Weather has fascinated the human race since the beginning of time. Weather folklore and superstitions continue to this day among many cultures and individuals despite long-range climatological modeling and science to back up our forecasts. Some people place bets on how harsh the upcoming winter will be based on how big the brown area is on a woolly bear caterpillar, and do the same for the end of winter based on whether or not a groundhog sees its shadow (festivals are held for both animals in several states).

Back in the early 1950s, U.S. Senator Robert Kerr was interested in seeing how well Native Americans could forecast the upcoming winter.

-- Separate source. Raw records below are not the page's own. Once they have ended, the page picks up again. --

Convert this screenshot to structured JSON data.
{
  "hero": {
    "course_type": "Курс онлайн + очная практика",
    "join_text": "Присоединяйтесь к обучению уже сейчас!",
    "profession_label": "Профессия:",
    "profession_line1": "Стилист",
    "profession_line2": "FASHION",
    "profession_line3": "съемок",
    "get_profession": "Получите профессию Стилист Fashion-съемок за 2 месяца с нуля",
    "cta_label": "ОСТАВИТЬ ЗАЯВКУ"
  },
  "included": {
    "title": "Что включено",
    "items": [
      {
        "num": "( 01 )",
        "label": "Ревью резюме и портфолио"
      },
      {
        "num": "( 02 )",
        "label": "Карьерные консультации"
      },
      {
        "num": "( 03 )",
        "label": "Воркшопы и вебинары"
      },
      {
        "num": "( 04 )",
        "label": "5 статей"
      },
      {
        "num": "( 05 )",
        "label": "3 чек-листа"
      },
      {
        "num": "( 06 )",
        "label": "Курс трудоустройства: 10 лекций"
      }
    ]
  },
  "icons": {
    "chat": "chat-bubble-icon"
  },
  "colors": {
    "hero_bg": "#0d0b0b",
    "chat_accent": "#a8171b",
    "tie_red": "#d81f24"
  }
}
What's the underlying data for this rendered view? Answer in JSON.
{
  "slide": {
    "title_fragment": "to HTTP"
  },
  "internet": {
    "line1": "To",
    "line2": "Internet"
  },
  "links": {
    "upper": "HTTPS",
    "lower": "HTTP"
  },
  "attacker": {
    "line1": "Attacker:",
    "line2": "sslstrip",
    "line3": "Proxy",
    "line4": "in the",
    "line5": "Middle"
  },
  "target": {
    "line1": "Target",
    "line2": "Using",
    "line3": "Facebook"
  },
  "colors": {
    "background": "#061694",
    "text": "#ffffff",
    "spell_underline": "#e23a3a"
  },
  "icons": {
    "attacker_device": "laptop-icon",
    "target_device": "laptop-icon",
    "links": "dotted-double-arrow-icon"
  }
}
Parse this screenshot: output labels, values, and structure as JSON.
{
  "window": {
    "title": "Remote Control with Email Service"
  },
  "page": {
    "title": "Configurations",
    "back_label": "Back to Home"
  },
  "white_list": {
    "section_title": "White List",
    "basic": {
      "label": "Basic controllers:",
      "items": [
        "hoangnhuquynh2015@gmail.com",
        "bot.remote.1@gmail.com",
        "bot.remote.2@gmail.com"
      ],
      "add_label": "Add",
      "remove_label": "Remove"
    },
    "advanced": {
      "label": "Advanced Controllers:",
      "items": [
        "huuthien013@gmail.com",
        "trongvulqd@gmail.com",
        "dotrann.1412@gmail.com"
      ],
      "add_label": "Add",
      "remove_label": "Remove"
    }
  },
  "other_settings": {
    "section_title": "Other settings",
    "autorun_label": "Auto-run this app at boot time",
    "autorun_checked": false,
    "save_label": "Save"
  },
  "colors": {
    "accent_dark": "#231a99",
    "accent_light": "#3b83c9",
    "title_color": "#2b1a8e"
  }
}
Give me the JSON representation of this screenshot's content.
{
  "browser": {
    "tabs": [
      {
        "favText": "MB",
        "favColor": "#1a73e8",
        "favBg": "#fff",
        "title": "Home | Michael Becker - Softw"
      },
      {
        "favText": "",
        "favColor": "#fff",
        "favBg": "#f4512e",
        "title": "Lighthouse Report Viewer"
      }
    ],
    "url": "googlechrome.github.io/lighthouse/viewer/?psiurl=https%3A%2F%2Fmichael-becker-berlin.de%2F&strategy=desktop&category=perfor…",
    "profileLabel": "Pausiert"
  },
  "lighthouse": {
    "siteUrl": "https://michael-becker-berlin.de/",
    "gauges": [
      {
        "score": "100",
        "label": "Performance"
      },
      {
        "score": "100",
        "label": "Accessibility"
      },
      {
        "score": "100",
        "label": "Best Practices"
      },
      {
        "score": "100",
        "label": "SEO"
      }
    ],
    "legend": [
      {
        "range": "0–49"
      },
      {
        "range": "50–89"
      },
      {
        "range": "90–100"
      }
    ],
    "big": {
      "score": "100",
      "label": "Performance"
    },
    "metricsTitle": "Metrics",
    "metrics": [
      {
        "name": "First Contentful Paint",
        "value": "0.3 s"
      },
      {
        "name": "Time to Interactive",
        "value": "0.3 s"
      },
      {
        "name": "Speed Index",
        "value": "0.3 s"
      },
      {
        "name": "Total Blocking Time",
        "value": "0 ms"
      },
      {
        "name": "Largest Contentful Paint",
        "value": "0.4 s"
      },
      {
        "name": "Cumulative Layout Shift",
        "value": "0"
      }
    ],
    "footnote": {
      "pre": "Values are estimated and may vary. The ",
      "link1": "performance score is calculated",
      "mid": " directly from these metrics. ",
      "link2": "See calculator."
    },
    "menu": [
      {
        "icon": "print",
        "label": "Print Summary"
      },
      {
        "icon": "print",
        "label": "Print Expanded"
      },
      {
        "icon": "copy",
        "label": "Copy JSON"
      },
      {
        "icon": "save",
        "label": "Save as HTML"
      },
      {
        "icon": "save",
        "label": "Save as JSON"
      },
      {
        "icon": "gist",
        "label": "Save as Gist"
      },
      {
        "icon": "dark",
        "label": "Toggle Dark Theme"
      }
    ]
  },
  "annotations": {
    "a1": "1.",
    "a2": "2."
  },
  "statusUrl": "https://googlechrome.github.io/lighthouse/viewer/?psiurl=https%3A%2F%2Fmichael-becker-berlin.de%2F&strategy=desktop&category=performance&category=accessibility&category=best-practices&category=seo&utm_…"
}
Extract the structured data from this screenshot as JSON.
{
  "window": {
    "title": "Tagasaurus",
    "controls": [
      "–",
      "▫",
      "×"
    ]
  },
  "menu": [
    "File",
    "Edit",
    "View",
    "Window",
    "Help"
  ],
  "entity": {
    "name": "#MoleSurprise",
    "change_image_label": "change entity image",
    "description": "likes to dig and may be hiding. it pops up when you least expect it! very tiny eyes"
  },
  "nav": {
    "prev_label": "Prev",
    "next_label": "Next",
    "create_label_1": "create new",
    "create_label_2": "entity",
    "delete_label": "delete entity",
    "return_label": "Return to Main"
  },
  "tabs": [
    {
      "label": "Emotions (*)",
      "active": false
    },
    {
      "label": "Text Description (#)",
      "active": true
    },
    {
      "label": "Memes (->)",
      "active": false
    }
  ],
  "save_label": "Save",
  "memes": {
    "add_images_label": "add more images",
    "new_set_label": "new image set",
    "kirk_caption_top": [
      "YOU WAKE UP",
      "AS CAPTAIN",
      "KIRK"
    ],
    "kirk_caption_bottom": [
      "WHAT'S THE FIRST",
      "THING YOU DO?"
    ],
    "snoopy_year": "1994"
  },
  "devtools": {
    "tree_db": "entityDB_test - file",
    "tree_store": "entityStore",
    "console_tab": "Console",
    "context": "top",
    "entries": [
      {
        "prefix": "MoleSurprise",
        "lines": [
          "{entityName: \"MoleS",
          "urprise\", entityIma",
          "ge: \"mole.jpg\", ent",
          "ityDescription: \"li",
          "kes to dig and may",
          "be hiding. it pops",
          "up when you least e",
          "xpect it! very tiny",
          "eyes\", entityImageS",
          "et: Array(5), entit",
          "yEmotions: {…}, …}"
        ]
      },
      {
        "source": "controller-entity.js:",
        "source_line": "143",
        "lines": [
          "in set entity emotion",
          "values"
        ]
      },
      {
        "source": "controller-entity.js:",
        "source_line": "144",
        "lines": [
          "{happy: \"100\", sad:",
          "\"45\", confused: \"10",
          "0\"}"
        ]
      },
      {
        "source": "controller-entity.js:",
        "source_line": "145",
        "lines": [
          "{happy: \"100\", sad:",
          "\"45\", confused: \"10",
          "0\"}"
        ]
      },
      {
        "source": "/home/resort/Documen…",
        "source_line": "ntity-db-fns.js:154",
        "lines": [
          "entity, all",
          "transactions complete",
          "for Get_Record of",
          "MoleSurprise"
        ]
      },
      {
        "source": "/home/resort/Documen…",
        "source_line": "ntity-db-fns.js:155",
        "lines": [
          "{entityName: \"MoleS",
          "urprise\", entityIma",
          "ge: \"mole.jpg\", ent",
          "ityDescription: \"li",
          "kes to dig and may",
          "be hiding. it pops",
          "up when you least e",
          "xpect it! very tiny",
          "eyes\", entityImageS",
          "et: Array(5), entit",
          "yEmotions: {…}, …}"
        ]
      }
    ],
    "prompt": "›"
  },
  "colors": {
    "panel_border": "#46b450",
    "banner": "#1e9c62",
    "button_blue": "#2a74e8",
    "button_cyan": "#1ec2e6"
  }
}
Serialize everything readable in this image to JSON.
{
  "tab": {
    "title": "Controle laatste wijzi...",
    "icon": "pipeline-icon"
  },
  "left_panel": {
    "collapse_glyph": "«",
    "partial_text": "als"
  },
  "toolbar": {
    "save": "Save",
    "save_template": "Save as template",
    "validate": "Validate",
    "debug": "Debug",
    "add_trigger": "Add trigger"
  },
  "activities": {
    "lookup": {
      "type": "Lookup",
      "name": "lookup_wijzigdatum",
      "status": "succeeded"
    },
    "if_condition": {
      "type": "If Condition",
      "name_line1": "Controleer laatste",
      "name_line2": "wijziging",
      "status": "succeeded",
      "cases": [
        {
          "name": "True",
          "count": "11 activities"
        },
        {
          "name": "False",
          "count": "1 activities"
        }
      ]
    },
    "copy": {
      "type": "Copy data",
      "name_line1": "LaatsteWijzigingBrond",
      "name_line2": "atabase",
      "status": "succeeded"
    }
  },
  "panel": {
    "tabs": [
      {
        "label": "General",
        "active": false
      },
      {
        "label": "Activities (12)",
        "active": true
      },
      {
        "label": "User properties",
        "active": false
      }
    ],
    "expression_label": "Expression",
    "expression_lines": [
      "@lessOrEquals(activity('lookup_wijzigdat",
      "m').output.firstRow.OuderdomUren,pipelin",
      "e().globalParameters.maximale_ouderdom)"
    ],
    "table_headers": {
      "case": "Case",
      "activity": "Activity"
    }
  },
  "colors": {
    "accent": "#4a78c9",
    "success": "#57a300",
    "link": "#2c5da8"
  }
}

It had been observed that several Native American tribes in Oklahoma and Desert Southwest made forecasts that, at times, accurately predicted winter weather. The AMS journal Weather, Climate, and Society has an interesting article on this study, which includes responses from the tribal leaders who were contacted.

Chances are the indigenous people of Cuba and Haiti also made observations that helped them predict the weather in the 1400s. Perhaps they helped Columbus and his fleet choose a safer route heading east to Portugal. Perhaps it was their understanding of prevailing winds during certain times of the year as well as ocean currents that helped Columbus and his fleet make it back safely. We'll never know, but what an amazing example of collaboration and mutual respect that would have been!



 New Publication in the Journal of Operational Meteorology

One new article has been published in the NWA’s JOM in the last month.

JOM 2018 -7 (Article): Impacts of a University-led, On-demand Sounding Program on Human and Numerical Weather Prediction Model Forecasts in an Upper-air Observation Hole, by Benoit, M. D., C. J. Nowotarski, D. T. Conlee, and L. Wood.

The JOM publishes submissions in four categories: Article, Short Contribution, Images of Note and Commentary. The JOM is a peer-reviewed, all-electronic journal with an international scope, providing authors with the benefits of economical publication costs and rapid publication following acceptance.

If you are interested in submitting a paper to the JOM, please go to the website for author information.

Thank you to the JOM authors, reviewers and editors for continuing to make JOM a success!